EXERCISE BRIEF
Word for word, reproduce all entries below, leaving every picture out.

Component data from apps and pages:
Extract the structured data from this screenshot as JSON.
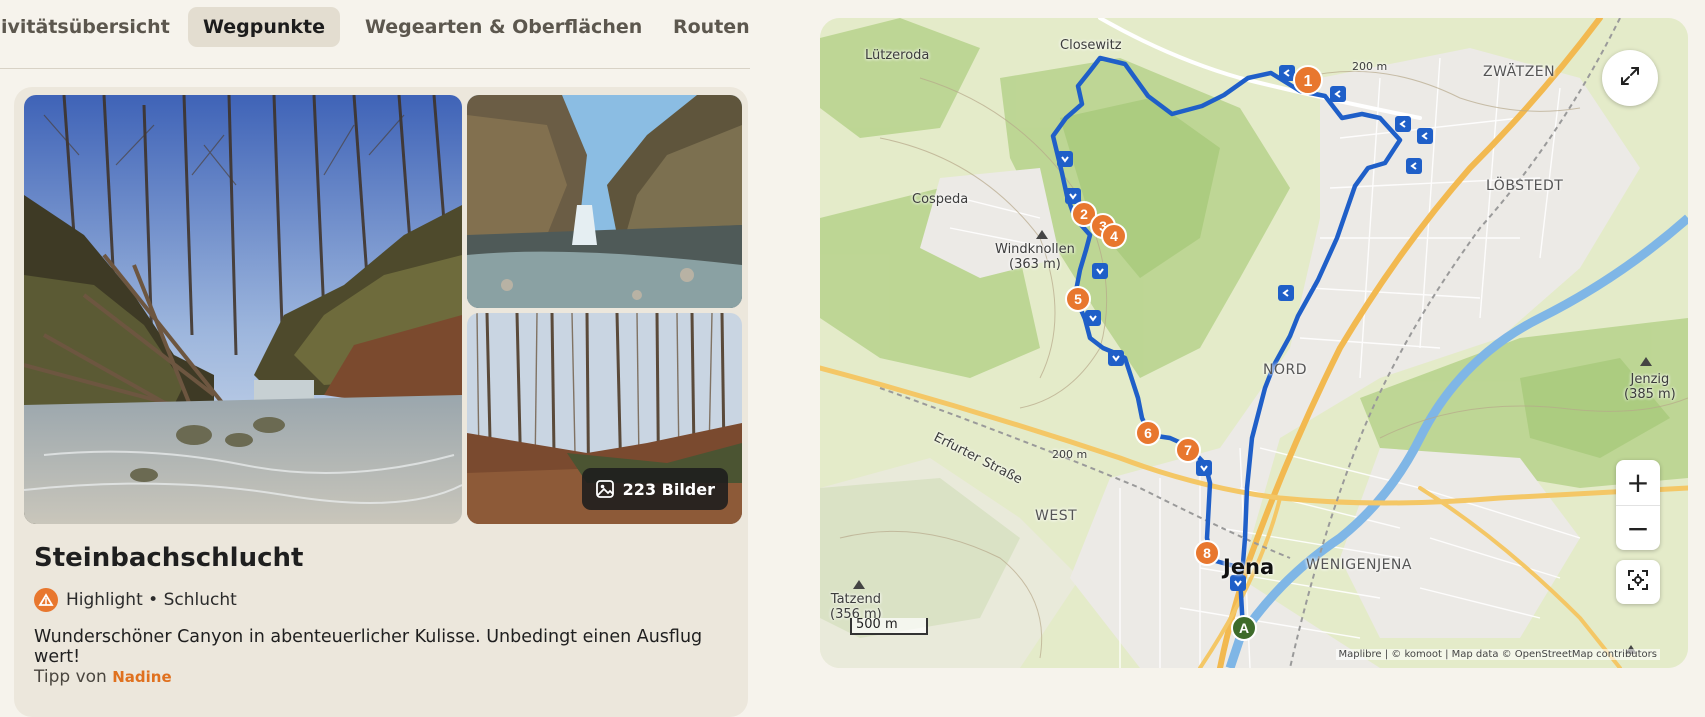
{
  "tabs": [
    {
      "label": "ivitätsübersicht"
    },
    {
      "label": "Wegpunkte",
      "active": true
    },
    {
      "label": "Wegearten & Oberflächen"
    },
    {
      "label": "Routend"
    }
  ],
  "highlight": {
    "image_count_label": "223 Bilder",
    "title": "Steinbachschlucht",
    "category": "Highlight • Schlucht",
    "description": "Wunderschöner Canyon in abenteuerlicher Kulisse. Unbedingt einen Ausflug wert!",
    "tip_prefix": "Tipp von",
    "tip_author": "Nadine"
  },
  "map": {
    "labels": {
      "luetzeroda": "Lützeroda",
      "closewitz": "Closewitz",
      "zwaetzen": "ZWÄTZEN",
      "cospeda": "Cospeda",
      "loebstedt": "LÖBSTEDT",
      "windknollen": "Windknollen",
      "windknollen_height": "(363 m)",
      "nord": "NORD",
      "jenzig": "Jenzig",
      "jenzig_height": "(385 m)",
      "erfurter_strasse": "Erfurter Straße",
      "contour_200_a": "200 m",
      "contour_200_b": "200 m",
      "west": "WEST",
      "jena": "Jena",
      "wenigenjena": "WENIGENJENA",
      "tatzend": "Tatzend",
      "tatzend_height": "(356 m)"
    },
    "waypoints": [
      "1",
      "2",
      "3",
      "4",
      "5",
      "6",
      "7",
      "8"
    ],
    "start_marker": "A",
    "scale_label": "500 m",
    "attribution": "Maplibre | © komoot | Map data © OpenStreetMap contributors",
    "zoom_in_label": "+",
    "zoom_out_label": "−",
    "colors": {
      "route": "#1f5fc8",
      "waypoint": "#e8772e",
      "start": "#3e6b2a"
    }
  }
}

RESPONSE TO THIS EXERCISE
Extract the structured data from this screenshot as JSON.
{
  "tabs": [
    {
      "label": "ivitätsübersicht"
    },
    {
      "label": "Wegpunkte",
      "active": true
    },
    {
      "label": "Wegearten & Oberflächen"
    },
    {
      "label": "Routend"
    }
  ],
  "highlight": {
    "image_count_label": "223 Bilder",
    "title": "Steinbachschlucht",
    "category": "Highlight • Schlucht",
    "description": "Wunderschöner Canyon in abenteuerlicher Kulisse. Unbedingt einen Ausflug wert!",
    "tip_prefix": "Tipp von",
    "tip_author": "Nadine"
  },
  "map": {
    "labels": {
      "luetzeroda": "Lützeroda",
      "closewitz": "Closewitz",
      "zwaetzen": "ZWÄTZEN",
      "cospeda": "Cospeda",
      "loebstedt": "LÖBSTEDT",
      "windknollen": "Windknollen",
      "windknollen_height": "(363 m)",
      "nord": "NORD",
      "jenzig": "Jenzig",
      "jenzig_height": "(385 m)",
      "erfurter_strasse": "Erfurter Straße",
      "contour_200_a": "200 m",
      "contour_200_b": "200 m",
      "west": "WEST",
      "jena": "Jena",
      "wenigenjena": "WENIGENJENA",
      "tatzend": "Tatzend",
      "tatzend_height": "(356 m)"
    },
    "waypoints": [
      "1",
      "2",
      "3",
      "4",
      "5",
      "6",
      "7",
      "8"
    ],
    "start_marker": "A",
    "scale_label": "500 m",
    "attribution": "Maplibre | © komoot | Map data © OpenStreetMap contributors",
    "zoom_in_label": "+",
    "zoom_out_label": "−",
    "colors": {
      "route": "#1f5fc8",
      "waypoint": "#e8772e",
      "start": "#3e6b2a"
    }
  }
}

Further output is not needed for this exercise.